    Sit with me now… in the red seats at old Riverfront Stadium… hear the deep, clear bass of Paul Sommerkamp reverberate off the concrete… “Now batting… number eight… the second baseman… Joe… Morgan…”

    Marty Brenneman: There’s a drive! Way back!
    Joe Nuxhall: Get up! Get up!
    Marty: Home Run, Joe Morgan! And the Reds jump out on top, 1-0!

    “There’s no other second baseman ever in the history of this game that ever did the things he could do” -Sparky Anderson.

    I shed more than one tear his morning.

    • #7
  8. EJHill Podcaster
    EJHill
    @EJHill

    • #8
  9. Manny Member
    Manny
    @Manny

    What a great ball player. This has been a devastating year for baseball. I too loved Joe Morgan. He’s possibly the best second baseman of my lifetime. And at Five foot seven, I could relate to that!  We were the same height, and you don’t see many hall of fames at that height. In addition I thought he was a great broadcaster too. What a wonderful man. Eternal rest grant on to him Lord, and perpetual light shine upon his face.

    • #9
  10. tigerlily Member
    tigerlily
    @tigerlily

    EJHill (View Comment):

    Very nice EJ.

    • #10
  11. Michael S. Malone Contributor
    Michael S. Malone
    @MichaelSMalone

    It’s hard to explain to anyone not from the Bay Area just how it meant for us loyal fans of a mediocre team to have Joe Morgan slap that single and win game #164 against the hated Dodgers and rob them of the play-offs.

     

    • #11
  12. repmodad Coolidge
    repmodad
    @Repmodad

    I also went through an “elbow-flap” phase, and I wasn’t even a Reds fan.
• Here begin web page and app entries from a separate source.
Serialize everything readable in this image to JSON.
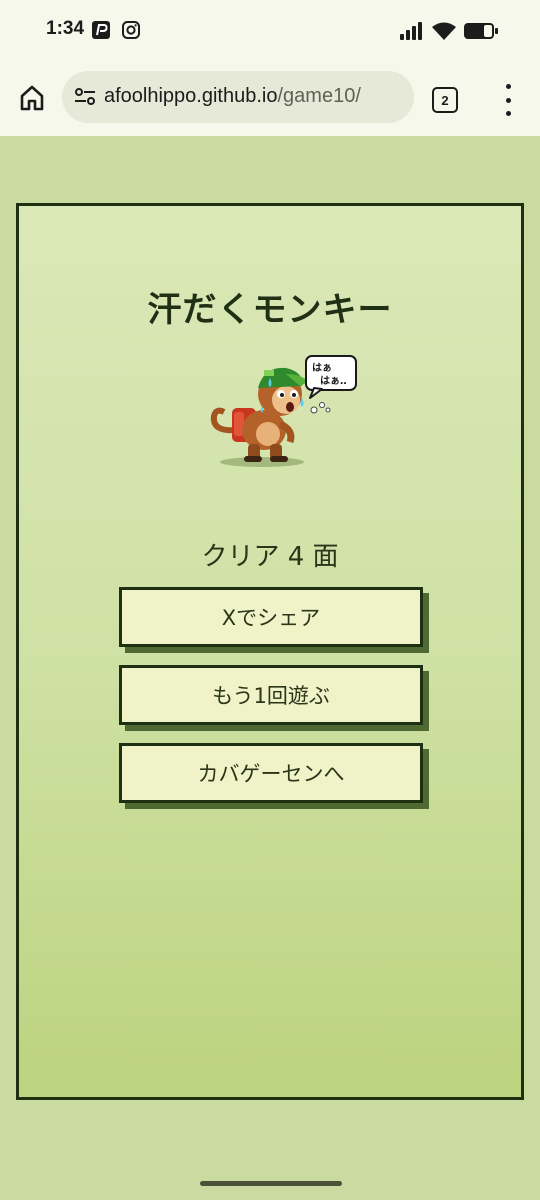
{
  "status_bar": {
    "time": "1:34",
    "apps": [
      "paypay-icon",
      "instagram-icon"
    ],
    "indicators": [
      "cellular-signal-icon",
      "wifi-icon",
      "battery-icon"
    ]
  },
  "browser": {
    "url_host": "afoolhippo.github.io",
    "url_path": "/game10/",
    "tab_count": "2"
  },
  "game": {
    "title": "汗だくモンキー",
    "speech_line1": "はぁ",
    "speech_line2": "はぁ‥",
    "clear_text": "クリア 4 面",
    "buttons": {
      "share": "Xでシェア",
      "retry": "もう1回遊ぶ",
      "gamecenter": "カバゲーセンへ"
    }
  },
  "colors": {
    "background": "#c9dba0",
    "panel_border": "#1e2f12",
    "button_fill": "#f0f2c7",
    "button_shadow": "#4f6932"
  }
}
Funny how certain things capture kids’ imaginations. Probably because he was a little guy, he appealed to us even more.

    I’d never watched one of those Hall of Fame bio videos like the one linked here. If they’re all like that one, I don’t think I’m missing much. It’s like it was auto-created by a computer based on a complex algorithm with access to his stats, a database of highlights, and a dictionary of baseball terms, voiced by one of those computer-assembled programs that does the weather forecast on local your radio station.

    • #12
  13. Hartmann von Aue Member
    Hartmann von Aue
    @HartmannvonAue
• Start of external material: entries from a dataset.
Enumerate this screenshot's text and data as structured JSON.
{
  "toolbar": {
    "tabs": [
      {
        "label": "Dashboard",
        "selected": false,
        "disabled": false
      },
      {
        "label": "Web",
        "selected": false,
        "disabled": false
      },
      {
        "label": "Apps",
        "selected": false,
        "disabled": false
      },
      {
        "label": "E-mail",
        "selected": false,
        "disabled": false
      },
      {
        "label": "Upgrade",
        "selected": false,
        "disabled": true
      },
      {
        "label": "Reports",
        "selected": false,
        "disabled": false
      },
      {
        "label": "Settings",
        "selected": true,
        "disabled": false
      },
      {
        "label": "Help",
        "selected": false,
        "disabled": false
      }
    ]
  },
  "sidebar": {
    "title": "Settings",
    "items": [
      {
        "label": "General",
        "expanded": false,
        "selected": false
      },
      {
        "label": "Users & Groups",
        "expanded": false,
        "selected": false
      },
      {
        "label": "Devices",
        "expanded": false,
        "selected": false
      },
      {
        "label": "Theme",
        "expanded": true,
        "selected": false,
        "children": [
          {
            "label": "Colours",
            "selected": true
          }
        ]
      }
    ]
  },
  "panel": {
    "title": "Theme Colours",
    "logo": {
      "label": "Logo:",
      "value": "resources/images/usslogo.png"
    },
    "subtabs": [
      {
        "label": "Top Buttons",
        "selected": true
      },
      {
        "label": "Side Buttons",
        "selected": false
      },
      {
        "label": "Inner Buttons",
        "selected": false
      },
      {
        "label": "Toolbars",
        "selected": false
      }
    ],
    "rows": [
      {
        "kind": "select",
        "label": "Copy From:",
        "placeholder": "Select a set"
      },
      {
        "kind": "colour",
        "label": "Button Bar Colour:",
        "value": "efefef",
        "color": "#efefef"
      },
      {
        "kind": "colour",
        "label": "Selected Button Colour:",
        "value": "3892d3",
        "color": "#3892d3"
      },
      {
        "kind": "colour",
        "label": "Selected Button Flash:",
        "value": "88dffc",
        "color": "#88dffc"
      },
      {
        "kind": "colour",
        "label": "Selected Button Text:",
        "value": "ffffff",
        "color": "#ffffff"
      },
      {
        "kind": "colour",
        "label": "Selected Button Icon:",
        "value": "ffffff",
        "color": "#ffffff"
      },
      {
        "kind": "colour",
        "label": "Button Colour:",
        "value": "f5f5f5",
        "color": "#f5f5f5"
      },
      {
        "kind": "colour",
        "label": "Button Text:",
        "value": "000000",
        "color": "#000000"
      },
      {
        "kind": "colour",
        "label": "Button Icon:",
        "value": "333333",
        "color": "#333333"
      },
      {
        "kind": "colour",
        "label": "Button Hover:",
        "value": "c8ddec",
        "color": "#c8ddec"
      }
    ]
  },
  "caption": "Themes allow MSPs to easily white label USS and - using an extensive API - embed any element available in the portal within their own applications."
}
    Vance Richards (View Comment):

    A great ball player and he was pretty good in the broadcast booth as well. As kids we used to mimic the little arm flap thing he did at the plate.

    Yup. He was one of my childhood sports heroes, too. My dad and I listened  to the Reds with Nuxhall and Brennaman every night there was a game. Joe Morgan was a great player. 
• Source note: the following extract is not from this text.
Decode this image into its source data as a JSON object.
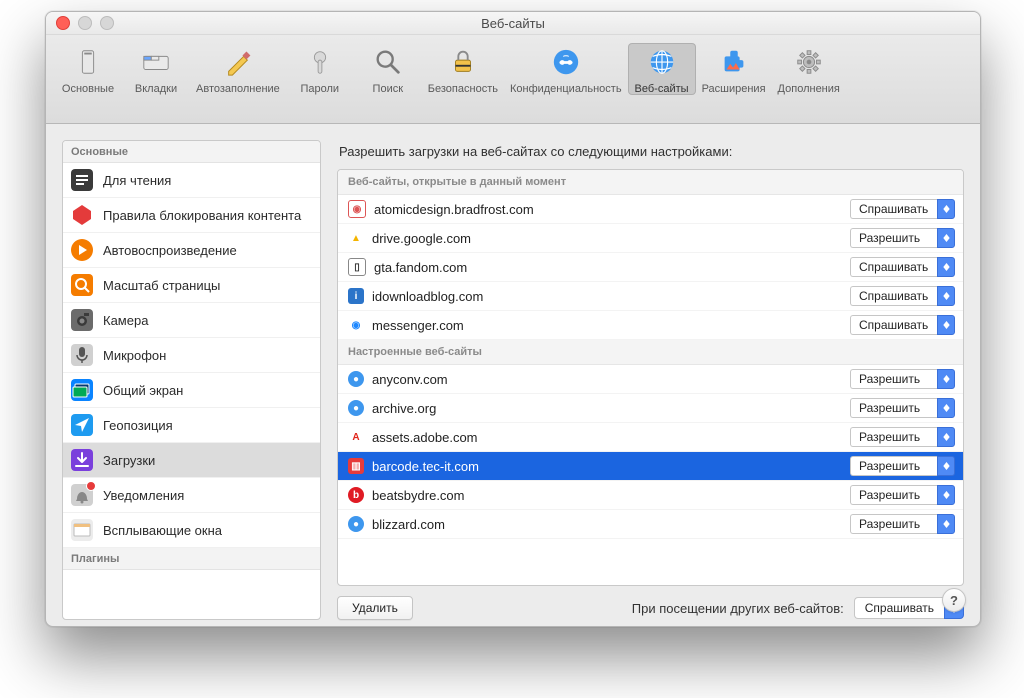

    • #13
  14. Dr. Bastiat Member
    Dr. Bastiat
    @drbastiat

    Interesting stat:

    Joe Morgan had four seasons with at least 50 stolen bases, 50 extra base hits, and 100 walks.

    All other players in Major League history combined have zero.

    • #14
  15. Charlotte Member
    Charlotte
    @Charlotte

    tigerlily: Second, his “arm flap”. Waiting for the pitch at the plate, Morgan would flap his arm down to his side and back up several times before each pitch. He did this to remind himself to keep his left arm horizontal before the pitch.

    He was affectionately known as “The Pumper” in my house growing up.

    • #15
  16. tigerlily Member
    tigerlily
    @tigerlily

    Charlotte (View Comment):

    tigerlily: Second, his “arm flap”. Waiting for the pitch at the plate, Morgan would flap his arm down to his side and back up several times before each pitch. He did this to remind himself to keep his left arm horizontal before the pitch.

    He was affectionately known as “The Pumper” in my house growing up.

    HA!

    • #16
  17. LibertyDefender Inactive
    LibertyDefender
    @LibertyDefender

    Michael S. Malone (View Comment):

    It’s hard to explain to anyone not from the Bay Area just how it meant for us loyal fans of a mediocre team to have Joe Morgan slap that single and win game #164 against the hated Dodgers and rob them of the play-offs.

    I was at that game.  It was indeed a bright silver lining inside a dense, years-long dark cloud.

    Edit: The game I attended was as @tigerlily described – a game-winning home run in game 162, not a single in game 164:

    tigerlily: … dealt the Dodgers a death blow with a Game 162 winning home run for the Giants in 1982.

     

    • #17